In fact, a whole style of music (Impressionism) was coined based on his music alone.
It's a lush style that tries to steer clear of too definable a melody line. Instead, textures and rhythms are explored.
Some students think this style is the hardest to learn but I think it's actually easier to play this style than the straight melodic style embraced in the classical period.
For the improvising pianist, creating an impressionist Soundscape requires nothing more than learning a few chords and playing them.
Debussy based much of his music on something called the whole-tone scale. This scale basically takes out any "tension" that can be found in our major and minor scales. The Chinese and Japanese use pentatonic scales frequently and this is also similar.
But, we don't have to use these scales to create our Soundscape. The C Major scale will work just fine. For instance, in the lesson "Reflections in Water," we use open position chords to create with. It's HOW we use them that gives us the feeling of a Soundscape.
We play slowly and allow the notes to ring out. No rushing is involved here. Instead, we adapt an attitude of exploration. The music is created by allowing our fingers to play with the tones in the C Major scale. Chord changes come every few bars or so. The music is repeated a few times and then we stop.
You see, you don't need fancy materials to create beautiful Soundscapes with. You can use just a few chords from the C Major scale and improvise a beautiful piece of music! We play with the textures and allow the music to appear - without forcing or willing it into being.
Edward Weiss is a pianist/composer and webmaster of Quiescence Music's online piano lessons. He has been helping students learn how to play piano in the New Age style for over 14 years and works with students in private, in groups, and now over the internet.
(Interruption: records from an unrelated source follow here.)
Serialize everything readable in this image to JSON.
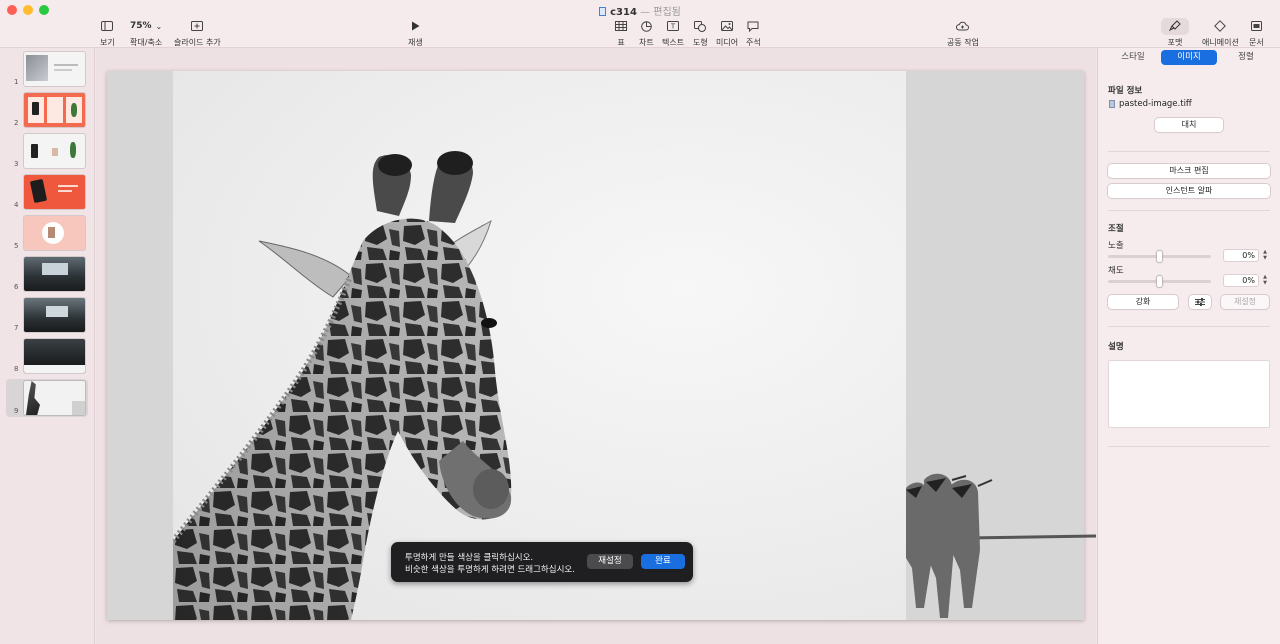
{
  "window": {
    "title": "c314",
    "title_separator": "—",
    "status": "편집됨"
  },
  "toolbar": {
    "view": "보기",
    "zoom_value": "75%",
    "zoom_label": "확대/축소",
    "add_slide": "슬라이드 추가",
    "play": "재생",
    "table": "표",
    "chart": "차트",
    "text": "텍스트",
    "shape": "도형",
    "media": "미디어",
    "comment": "주석",
    "collaborate": "공동 작업",
    "format": "포맷",
    "animate": "애니메이션",
    "document": "문서"
  },
  "navigator": {
    "slides": [
      {
        "num": "1"
      },
      {
        "num": "2"
      },
      {
        "num": "3"
      },
      {
        "num": "4"
      },
      {
        "num": "5"
      },
      {
        "num": "6"
      },
      {
        "num": "7"
      },
      {
        "num": "8"
      },
      {
        "num": "9"
      }
    ],
    "selected": "9"
  },
  "alpha_overlay": {
    "line1": "투명하게 만들 색상을 클릭하십시오.",
    "line2": "비슷한 색상을 투명하게 하려면 드래그하십시오.",
    "reset": "재설정",
    "done": "완료"
  },
  "inspector": {
    "tabs": {
      "style": "스타일",
      "image": "이미지",
      "arrange": "정렬"
    },
    "active_tab": "이미지",
    "file_info": {
      "title": "파일 정보",
      "filename": "pasted-image.tiff",
      "replace": "대치"
    },
    "edit_mask": "마스크 편집",
    "instant_alpha": "인스턴트 알파",
    "adjust": {
      "title": "조절",
      "exposure_label": "노출",
      "exposure_value": "0%",
      "saturation_label": "채도",
      "saturation_value": "0%",
      "enhance": "강화",
      "reset": "재설정"
    },
    "description": {
      "title": "설명",
      "value": ""
    }
  },
  "colors": {
    "accent": "#1a6fe0",
    "window_bg": "#f3e6e8",
    "overlay_bg": "#1f1f21"
  }
}
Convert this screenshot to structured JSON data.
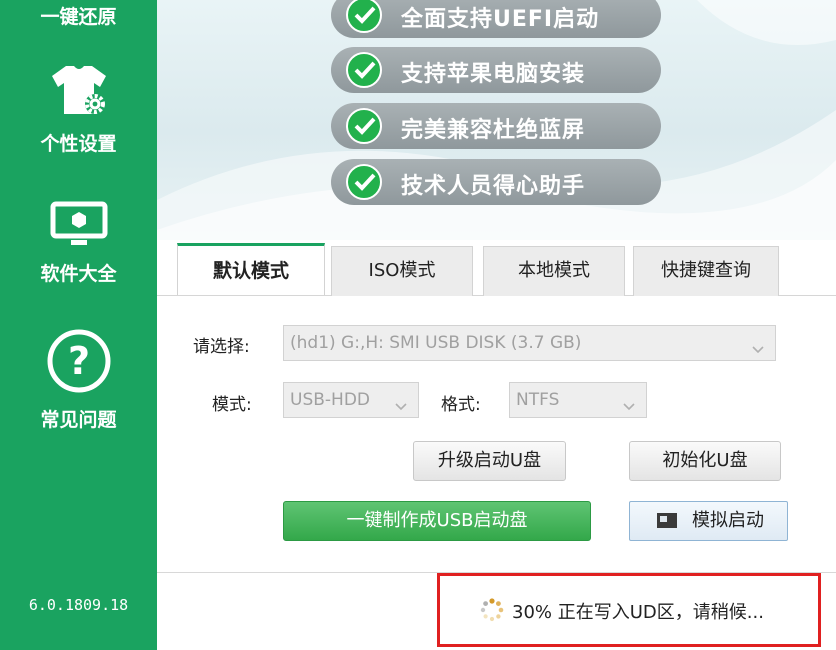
{
  "sidebar": {
    "items": [
      {
        "label": "一键还原",
        "icon": "restore-icon"
      },
      {
        "label": "个性设置",
        "icon": "tshirt-gear-icon"
      },
      {
        "label": "软件大全",
        "icon": "monitor-icon"
      },
      {
        "label": "常见问题",
        "icon": "question-icon"
      }
    ],
    "version": "6.0.1809.18"
  },
  "banner": {
    "features": [
      "全面支持UEFI启动",
      "支持苹果电脑安装",
      "完美兼容杜绝蓝屏",
      "技术人员得心助手"
    ]
  },
  "tabs": [
    {
      "label": "默认模式",
      "active": true
    },
    {
      "label": "ISO模式",
      "active": false
    },
    {
      "label": "本地模式",
      "active": false
    },
    {
      "label": "快捷键查询",
      "active": false
    }
  ],
  "form": {
    "select_label": "请选择:",
    "disk_value": "(hd1) G:,H: SMI USB DISK (3.7 GB)",
    "mode_label": "模式:",
    "mode_value": "USB-HDD",
    "format_label": "格式:",
    "format_value": "NTFS"
  },
  "buttons": {
    "upgrade": "升级启动U盘",
    "init": "初始化U盘",
    "make": "一键制作成USB启动盘",
    "simulate": "模拟启动"
  },
  "status": {
    "text": "30% 正在写入UD区，请稍候...",
    "progress_percent": 30
  },
  "colors": {
    "sidebar": "#1aa360",
    "primary_button": "#33a84a",
    "status_border": "#e02020"
  }
}
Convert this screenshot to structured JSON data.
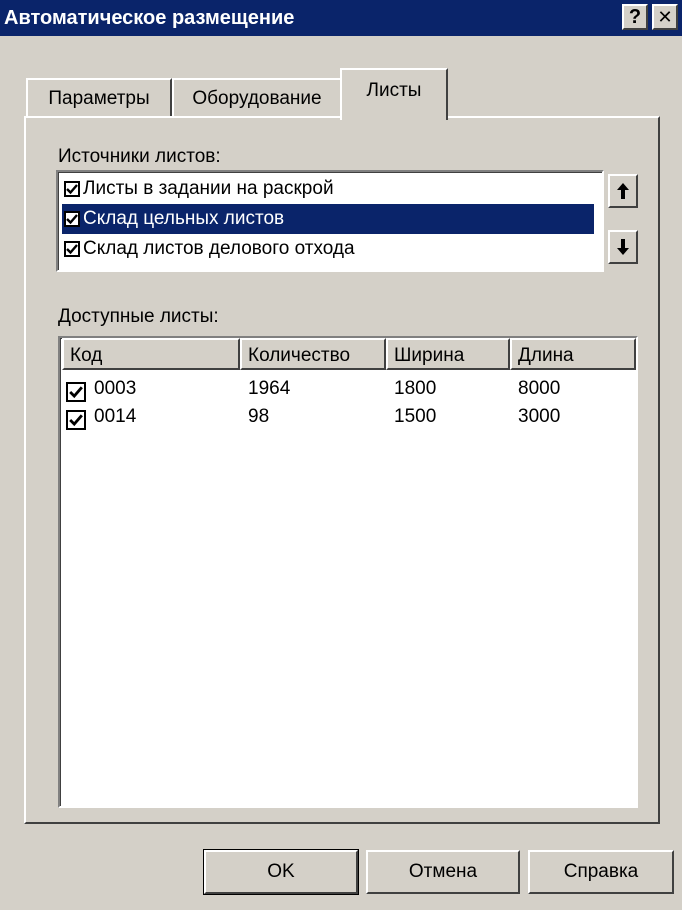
{
  "window": {
    "title": "Автоматическое размещение",
    "help_glyph": "?",
    "close_glyph": "✕"
  },
  "tabs": [
    {
      "label": "Параметры",
      "active": false
    },
    {
      "label": "Оборудование",
      "active": false
    },
    {
      "label": "Листы",
      "active": true
    }
  ],
  "sources": {
    "label": "Источники листов:",
    "items": [
      {
        "label": "Листы в задании на раскрой",
        "checked": true,
        "selected": false
      },
      {
        "label": "Склад цельных листов",
        "checked": true,
        "selected": true
      },
      {
        "label": "Склад листов делового отхода",
        "checked": true,
        "selected": false
      }
    ],
    "move_up_icon": "arrow-up-icon",
    "move_down_icon": "arrow-down-icon"
  },
  "available": {
    "label": "Доступные листы:",
    "columns": [
      "Код",
      "Количество",
      "Ширина",
      "Длина"
    ],
    "rows": [
      {
        "checked": true,
        "code": "0003",
        "quantity": "1964",
        "width": "1800",
        "length": "8000"
      },
      {
        "checked": true,
        "code": "0014",
        "quantity": "98",
        "width": "1500",
        "length": "3000"
      }
    ]
  },
  "buttons": {
    "ok": "OK",
    "cancel": "Отмена",
    "help": "Справка"
  }
}
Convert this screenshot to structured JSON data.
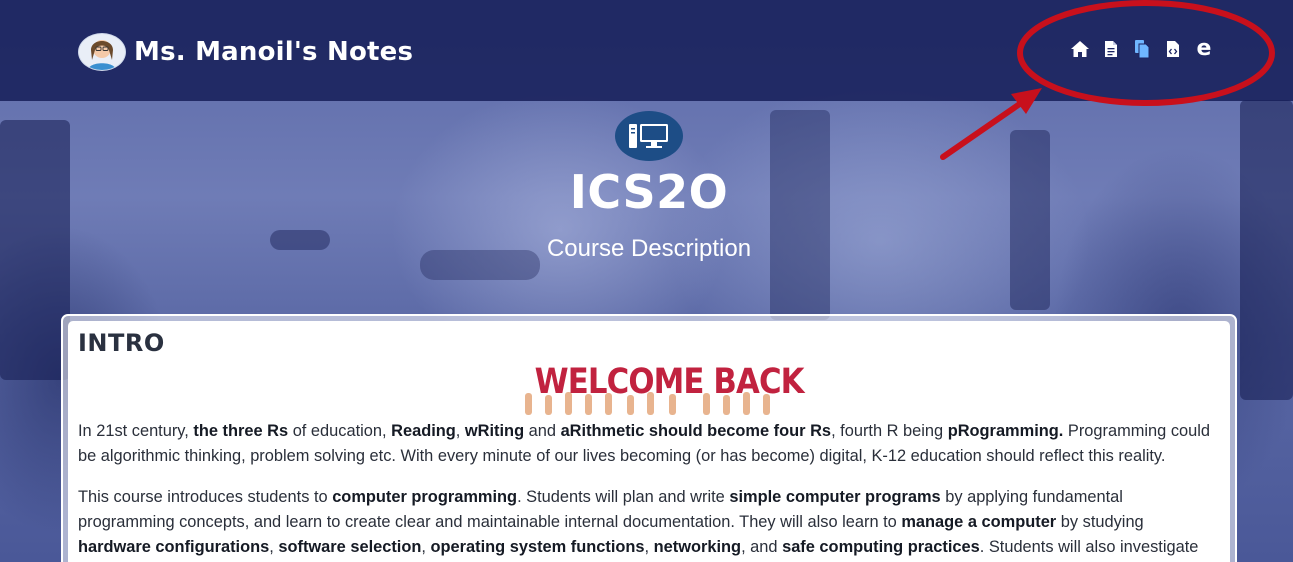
{
  "header": {
    "site_title": "Ms. Manoil's Notes",
    "avatar_icon": "teacher-avatar-icon",
    "nav": [
      {
        "icon": "home-icon",
        "active": false
      },
      {
        "icon": "document-icon",
        "active": false
      },
      {
        "icon": "copy-documents-icon",
        "active": true
      },
      {
        "icon": "code-file-icon",
        "active": false
      },
      {
        "icon": "edge-browser-icon",
        "active": false,
        "glyph": "e"
      }
    ]
  },
  "hero": {
    "icon": "computer-desktop-icon",
    "course_code": "ICS2O",
    "subtitle": "Course Description"
  },
  "intro": {
    "heading": "INTRO",
    "welcome_image_text": "WELCOME BACK",
    "p1": [
      {
        "t": "In 21st century, "
      },
      {
        "t": "the three Rs",
        "b": true
      },
      {
        "t": " of education, "
      },
      {
        "t": "Reading",
        "b": true
      },
      {
        "t": ", "
      },
      {
        "t": "wRiting",
        "b": true
      },
      {
        "t": " and "
      },
      {
        "t": "aRithmetic should become four Rs",
        "b": true
      },
      {
        "t": ", fourth R being "
      },
      {
        "t": "pRogramming.",
        "b": true
      },
      {
        "t": " Programming could be algorithmic thinking, problem solving etc. With every minute of our lives becoming (or has become) digital, K-12 education should reflect this reality."
      }
    ],
    "p2": [
      {
        "t": "This course introduces students to "
      },
      {
        "t": "computer programming",
        "b": true
      },
      {
        "t": ". Students will plan and write "
      },
      {
        "t": "simple computer programs",
        "b": true
      },
      {
        "t": " by applying fundamental programming concepts, and learn to create clear and maintainable internal documentation. They will also learn to "
      },
      {
        "t": "manage a computer",
        "b": true
      },
      {
        "t": " by studying "
      },
      {
        "t": "hardware configurations",
        "b": true
      },
      {
        "t": ", "
      },
      {
        "t": "software selection",
        "b": true
      },
      {
        "t": ", "
      },
      {
        "t": "operating system functions",
        "b": true
      },
      {
        "t": ", "
      },
      {
        "t": "networking",
        "b": true
      },
      {
        "t": ", and "
      },
      {
        "t": "safe computing practices",
        "b": true
      },
      {
        "t": ". Students will also investigate the social impact of computer"
      }
    ]
  },
  "colors": {
    "header_bg": "#161e58",
    "annotation_red": "#c8101c",
    "active_nav": "#6fb6ff",
    "course_icon_bg": "#1d4d86",
    "welcome_red": "#c1223f"
  }
}
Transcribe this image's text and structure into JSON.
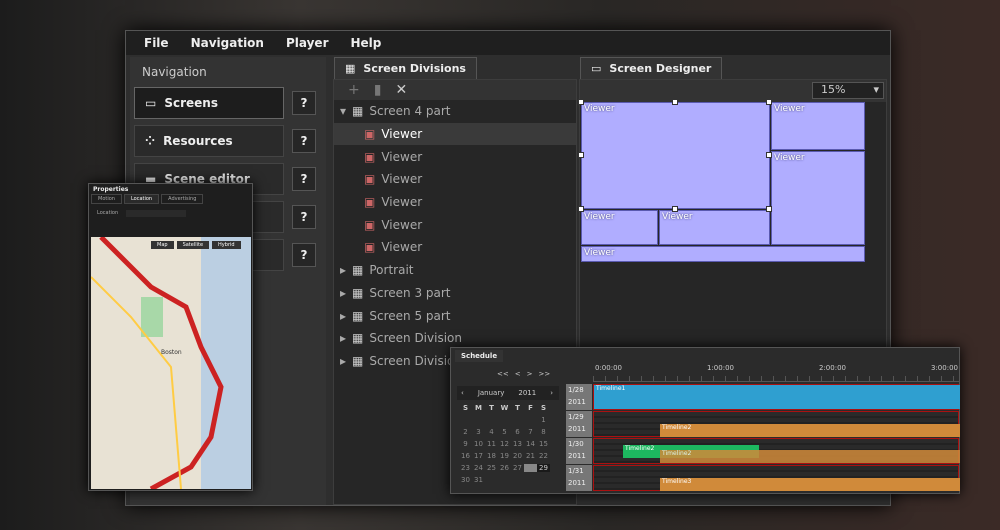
{
  "menu": [
    "File",
    "Navigation",
    "Player",
    "Help"
  ],
  "nav": {
    "title": "Navigation",
    "items": [
      "Screens",
      "Resources",
      "Scene editor"
    ],
    "help": "?"
  },
  "divisions": {
    "tab": "Screen Divisions",
    "tree": [
      {
        "label": "Screen 4 part",
        "expanded": true
      },
      {
        "label": "Viewer",
        "child": true,
        "selected": true
      },
      {
        "label": "Viewer",
        "child": true
      },
      {
        "label": "Viewer",
        "child": true
      },
      {
        "label": "Viewer",
        "child": true
      },
      {
        "label": "Viewer",
        "child": true
      },
      {
        "label": "Viewer",
        "child": true
      },
      {
        "label": "Portrait"
      },
      {
        "label": "Screen 3 part"
      },
      {
        "label": "Screen 5 part"
      },
      {
        "label": "Screen Division"
      },
      {
        "label": "Screen Division"
      }
    ]
  },
  "designer": {
    "tab": "Screen Designer",
    "zoom": "15%",
    "viewer": "Viewer"
  },
  "properties": {
    "title": "Properties",
    "tabs": [
      "Motion",
      "Location",
      "Advertising"
    ],
    "location_label": "Location",
    "map_buttons": [
      "Map",
      "Satellite",
      "Hybrid"
    ],
    "map_labels": [
      "Boston"
    ]
  },
  "schedule": {
    "title": "Schedule",
    "nav": [
      "<<",
      "<",
      ">",
      ">>"
    ],
    "month": "January",
    "year": "2011",
    "weekdays": [
      "S",
      "M",
      "T",
      "W",
      "T",
      "F",
      "S"
    ],
    "days": [
      "",
      "",
      "",
      "",
      "",
      "",
      "1",
      "2",
      "3",
      "4",
      "5",
      "6",
      "7",
      "8",
      "9",
      "10",
      "11",
      "12",
      "13",
      "14",
      "15",
      "16",
      "17",
      "18",
      "19",
      "20",
      "21",
      "22",
      "23",
      "24",
      "25",
      "26",
      "27",
      "28",
      "29",
      "30",
      "31"
    ],
    "times": [
      "0:00:00",
      "1:00:00",
      "2:00:00",
      "3:00:00"
    ],
    "rows": [
      {
        "date": "1/28",
        "year": "2011"
      },
      {
        "date": "1/29",
        "year": "2011"
      },
      {
        "date": "1/30",
        "year": "2011"
      },
      {
        "date": "1/31",
        "year": "2011"
      }
    ],
    "timelines": [
      "Timeline1",
      "Timeline2",
      "Timeline2",
      "Timeline2",
      "Timeline3"
    ],
    "colors": {
      "blue": "#2f9fd0",
      "orange": "#d08a3a",
      "green": "#1db860"
    }
  }
}
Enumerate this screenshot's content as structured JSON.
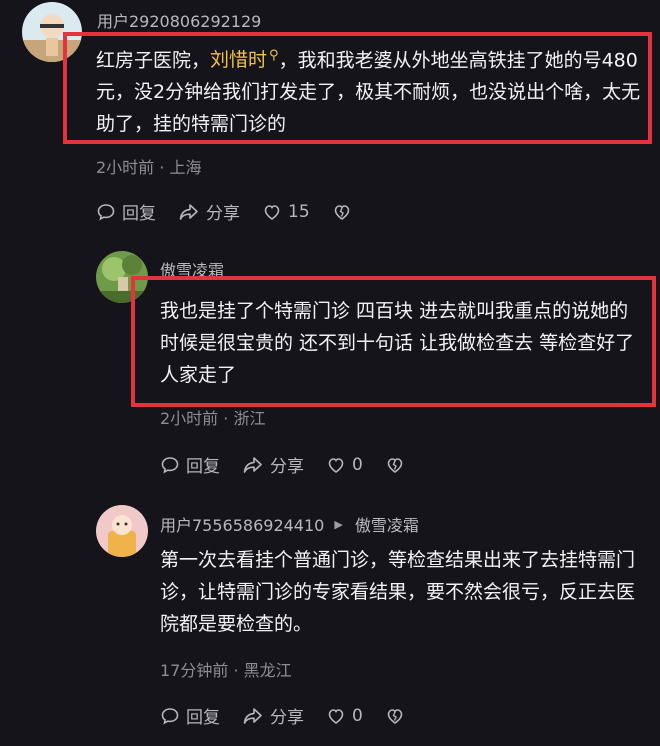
{
  "comments": [
    {
      "username": "用户2920806292129",
      "text_before": "红房子医院，",
      "mention": "刘惜时",
      "text_after": "，我和我老婆从外地坐高铁挂了她的号480元，没2分钟给我们打发走了，极其不耐烦，也没说出个啥，太无助了，挂的特需门诊的",
      "time": "2小时前",
      "location": "上海",
      "reply_label": "回复",
      "share_label": "分享",
      "like_count": "15"
    },
    {
      "username": "傲雪凌霜",
      "text": "我也是挂了个特需门诊 四百块 进去就叫我重点的说她的时候是很宝贵的 还不到十句话 让我做检查去 等检查好了 人家走了",
      "time": "2小时前",
      "location": "浙江",
      "reply_label": "回复",
      "share_label": "分享",
      "like_count": "0"
    },
    {
      "username": "用户7556586924410",
      "reply_to": "傲雪凌霜",
      "text": "第一次去看挂个普通门诊，等检查结果出来了去挂特需门诊，让特需门诊的专家看结果，要不然会很亏，反正去医院都是要检查的。",
      "time": "17分钟前",
      "location": "黑龙江",
      "reply_label": "回复",
      "share_label": "分享",
      "like_count": "0"
    }
  ],
  "separator": " · ",
  "colors": {
    "background": "#15141a",
    "highlight_border": "#e5333d",
    "mention": "#f1c24a"
  }
}
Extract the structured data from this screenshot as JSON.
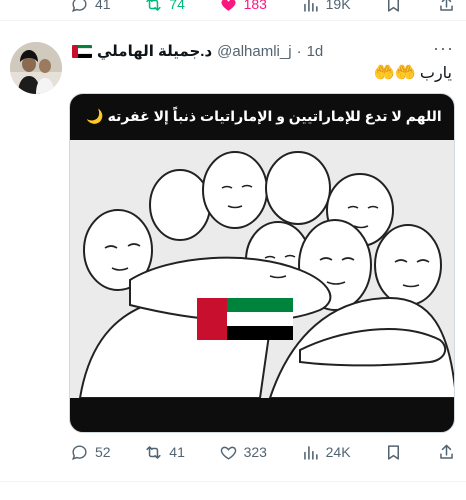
{
  "top_actions": {
    "replies": "41",
    "retweets": "74",
    "likes": "183",
    "views": "19K"
  },
  "tweet": {
    "display_name": "د.جميلة الهاملي",
    "handle": "@alhamli_j",
    "separator": "·",
    "time": "1d",
    "text": "يارب",
    "text_emoji": "🤲🤲",
    "media_caption": "اللهم لا تدع للإماراتيين و الإماراتيات ذنباً إلا غفرته",
    "media_caption_emoji": "🌙"
  },
  "bottom_actions": {
    "replies": "52",
    "retweets": "41",
    "likes": "323",
    "views": "24K"
  },
  "colors": {
    "retweet_active": "#00ba7c",
    "like_active": "#f91880",
    "muted": "#536471",
    "flag_red": "#c8102e",
    "flag_green": "#00843d",
    "flag_white": "#ffffff",
    "flag_black": "#000000"
  },
  "icons": {
    "reply": "reply-icon",
    "retweet": "retweet-icon",
    "like": "heart-icon",
    "views": "views-icon",
    "bookmark": "bookmark-icon",
    "share": "share-icon",
    "more": "more-icon",
    "flag": "uae-flag-icon",
    "moon": "crescent-moon-icon"
  }
}
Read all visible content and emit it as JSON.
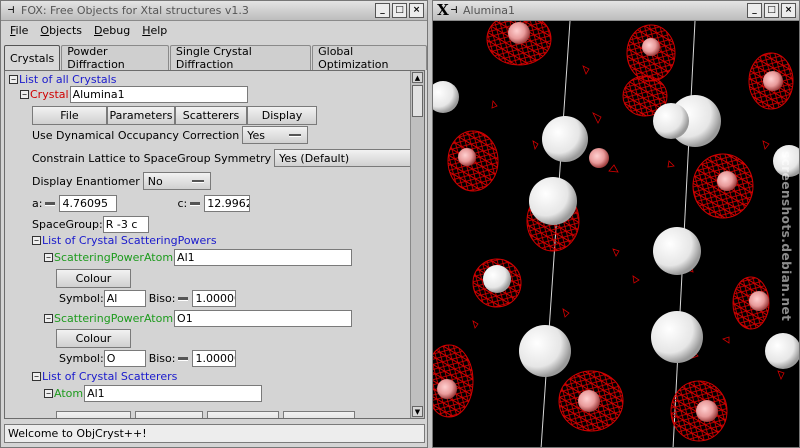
{
  "left_window": {
    "title": "FOX: Free Objects for Xtal structures v1.3",
    "icon": "pin-icon",
    "menu": [
      {
        "label": "File",
        "accel": "F",
        "rest": "ile"
      },
      {
        "label": "Objects",
        "accel": "O",
        "rest": "bjects"
      },
      {
        "label": "Debug",
        "accel": "D",
        "rest": "ebug"
      },
      {
        "label": "Help",
        "accel": "H",
        "rest": "elp"
      }
    ],
    "tabs": [
      "Crystals",
      "Powder Diffraction",
      "Single Crystal Diffraction",
      "Global Optimization"
    ],
    "active_tab": "Crystals",
    "tree": {
      "list_all_label": "List of all Crystals",
      "crystal_label": "Crystal",
      "crystal_name": "Alumina1",
      "buttons": [
        "File",
        "Parameters",
        "Scatterers",
        "Display"
      ],
      "dyn_occ_label": "Use Dynamical Occupancy Correction",
      "dyn_occ_value": "Yes",
      "constrain_label": "Constrain Lattice to SpaceGroup Symmetry",
      "constrain_value": "Yes (Default)",
      "enantiomer_label": "Display Enantiomer",
      "enantiomer_value": "No",
      "a_label": "a:",
      "a_value": "4.76095",
      "c_label": "c:",
      "c_value": "12.9962",
      "spacegroup_label": "SpaceGroup:",
      "spacegroup_value": "R -3 c",
      "scattpowers_label": "List of Crystal ScatteringPowers",
      "powers": [
        {
          "label": "ScatteringPowerAtom",
          "name": "Al1",
          "colour_btn": "Colour",
          "symbol_label": "Symbol:",
          "symbol": "Al",
          "biso_label": "Biso:",
          "biso": "1.00000"
        },
        {
          "label": "ScatteringPowerAtom",
          "name": "O1",
          "colour_btn": "Colour",
          "symbol_label": "Symbol:",
          "symbol": "O",
          "biso_label": "Biso:",
          "biso": "1.00000"
        }
      ],
      "scatterers_label": "List of Crystal Scatterers",
      "atom_label": "Atom",
      "atom_name": "Al1"
    },
    "status": "Welcome to ObjCryst++!"
  },
  "right_window": {
    "title": "Alumina1",
    "icon": "x-logo-icon",
    "watermark": "screenshots.debian.net"
  },
  "colors": {
    "link_blue": "#1a1acc",
    "link_red": "#d00000",
    "link_green": "#1d9b1d",
    "density_red": "#d10000",
    "atom_white": "#f4f4f4"
  }
}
Visit http://www.quiescencemusic.com now and get a FREE piano lesson